Letting Them Die

Letting Them Die

Why HIV/AIDS Prevention Programmes Fail

Catherine Campbell


No rights

James Currey



South Africa has the worst AIDS epidemic in the world...this book highlights the barriers and constraints to controlling the crisis.
'In the old South Africa we killed people. Now we're just letting them die' - Pieter Dirk Uys, satirist
Why do peopleknowingly risk a slow and painful premature death?
People explain in their own words. There are interviews with migrant mineworkers, commercial sex workers and young women and men.
Why did this 'gold standard' prevention programme have so little impact?BR> Free condoms, treatment for sexually transmitted infections and education and awareness programmes were all provided. If any intervention was to have had a measurable impact, this should have been the one.
The author's experience is drawn from a period of five years. She writes vividly - even at times in a raw manner. What are the lessons within Africa and across the world? The author, who is a social psychologist, has drawn on anthropology, sociology and social medicine. Her study is an early evaluation of what is becoming the standard HIV/AIDS intervention throughout Africa.

In association with the International African Institute
North America: Indiana U Press; South Africa: Double Storey/Juta


September 2003
224 pages
21.6x13.8 cm
African Issues
ISBN: 9780852558683
Format: Paperback
James Currey
Share on Facebook   Share on Twitter   Pin it   Share by Email

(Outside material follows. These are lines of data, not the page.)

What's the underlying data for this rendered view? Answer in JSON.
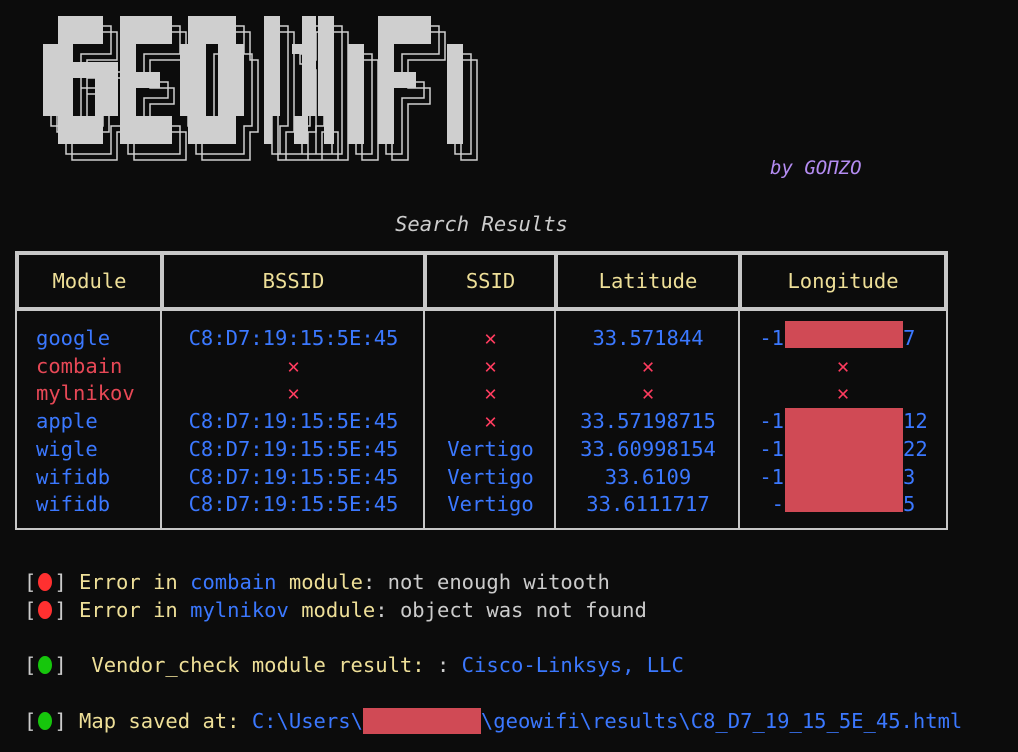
{
  "logo": {
    "text": "GEOWiFi",
    "byline": "by GOПZO"
  },
  "title": "Search Results",
  "table": {
    "headers": [
      "Module",
      "BSSID",
      "SSID",
      "Latitude",
      "Longitude"
    ],
    "rows": [
      {
        "module": "google",
        "status": "ok",
        "bssid": "C8:D7:19:15:5E:45",
        "ssid": "✕",
        "lat": "33.571844",
        "lon_prefix": "-1",
        "lon_suffix": "7"
      },
      {
        "module": "combain",
        "status": "error",
        "bssid": "✕",
        "ssid": "✕",
        "lat": "✕",
        "lon": "✕"
      },
      {
        "module": "mylnikov",
        "status": "error",
        "bssid": "✕",
        "ssid": "✕",
        "lat": "✕",
        "lon": "✕"
      },
      {
        "module": "apple",
        "status": "ok",
        "bssid": "C8:D7:19:15:5E:45",
        "ssid": "✕",
        "lat": "33.57198715",
        "lon_prefix": "-1",
        "lon_suffix": "12"
      },
      {
        "module": "wigle",
        "status": "ok",
        "bssid": "C8:D7:19:15:5E:45",
        "ssid": "Vertigo",
        "lat": "33.60998154",
        "lon_prefix": "-1",
        "lon_suffix": "22"
      },
      {
        "module": "wifidb",
        "status": "ok",
        "bssid": "C8:D7:19:15:5E:45",
        "ssid": "Vertigo",
        "lat": "33.6109",
        "lon_prefix": "-1",
        "lon_suffix": "3"
      },
      {
        "module": "wifidb",
        "status": "ok",
        "bssid": "C8:D7:19:15:5E:45",
        "ssid": "Vertigo",
        "lat": "33.6111717",
        "lon_prefix": "-",
        "lon_suffix": "5"
      }
    ]
  },
  "log": [
    {
      "status": "error",
      "prefix": "Error in ",
      "module": "combain",
      "mid": " module",
      "colon": ": ",
      "message": "not enough witooth"
    },
    {
      "status": "error",
      "prefix": "Error in ",
      "module": "mylnikov",
      "mid": " module",
      "colon": ": ",
      "message": "object was not found"
    },
    {
      "status": "success",
      "label": " Vendor_check module result: ",
      "sep": ": ",
      "value": "Cisco-Linksys, LLC"
    },
    {
      "status": "success",
      "label": "Map saved at: ",
      "path_start": "C:\\Users\\",
      "path_end": "\\geowifi\\results\\C8_D7_19_15_5E_45.html"
    }
  ],
  "colors": {
    "error": "#ff3030",
    "success": "#16c60c",
    "accent": "#3b78ff",
    "label": "#eedf98",
    "redaction": "#d04a55"
  }
}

Anyone who wants to understand the terrible closed circle of denial and death should read this book - R.W. Johnson in THE SUNDAY TIMES
... the best book yet written on the struggle to control HIV. - Alex de Waal in THE TIMES LITERARY SUPPLEMENT
Campbell's thesis is that a complexity of multi-level processes influence HIV transmission and that, unless addressed, they hamper the most well-meaning efforts to dislodge the epidemic's grip. ... The old ways of understanding and responding to this epidemic have not gained us sufficient ground against it sufficiently quickly. There is much that can be learnt and applied in this thoughtful and challenging analysis. If we are to make headway against its ravages we must take this book seriously. - Elizabeth Reid in ARAS Australia
It took courage to document and write about such a failure in a world enamoured of best practices . ...Letting Them Die is a most useful, challenging, and thought-provoking book. It compels us to listen to people, think out of the box, looks for new practices (p. 195), and muster our drive and energies to design HIV/AIDS programmes that work faster than the epidemic. - John F. May, The World Bank, in POPULATION STUDIES
Catherine Campbell's book is a superb analysis of community development initiatives and challenges surrounding HIV programmes. The material for this book is well researched and intelligently summarised. There are few books documenting the challenges of HIV programmes and Letting Them Die: Why HIV/AIDS Prevention Programmes Fail provides an important and compelling contribution to this body of literature. - Rebecca Tiessen in THE EUROPEAN JOURNAL OF DEVELOPMENT RESEARCH
...a forceful presentation of a theoretically well-informed and comprehensively researched critique of the participatory community development approach to HIV prevention. It will be valuable not only for those with a particular interest in HIV/AIDS management, but also for those with a more general interest in the possibilities and limitations of the partnerships and participation as community development strategies. - Jo Beall in JOURNAL OF INTERNATIONAL DEVELOPMENT
This important book, which should be read by all in community-based work, describes a project that tried and failed to reduce the risk of HIV infection amongst three groups in a mining town in South Africa - female sex workers, male miners, and young people. - Tony Klouda in DEVELOPMENT & CHANGE

Also in Series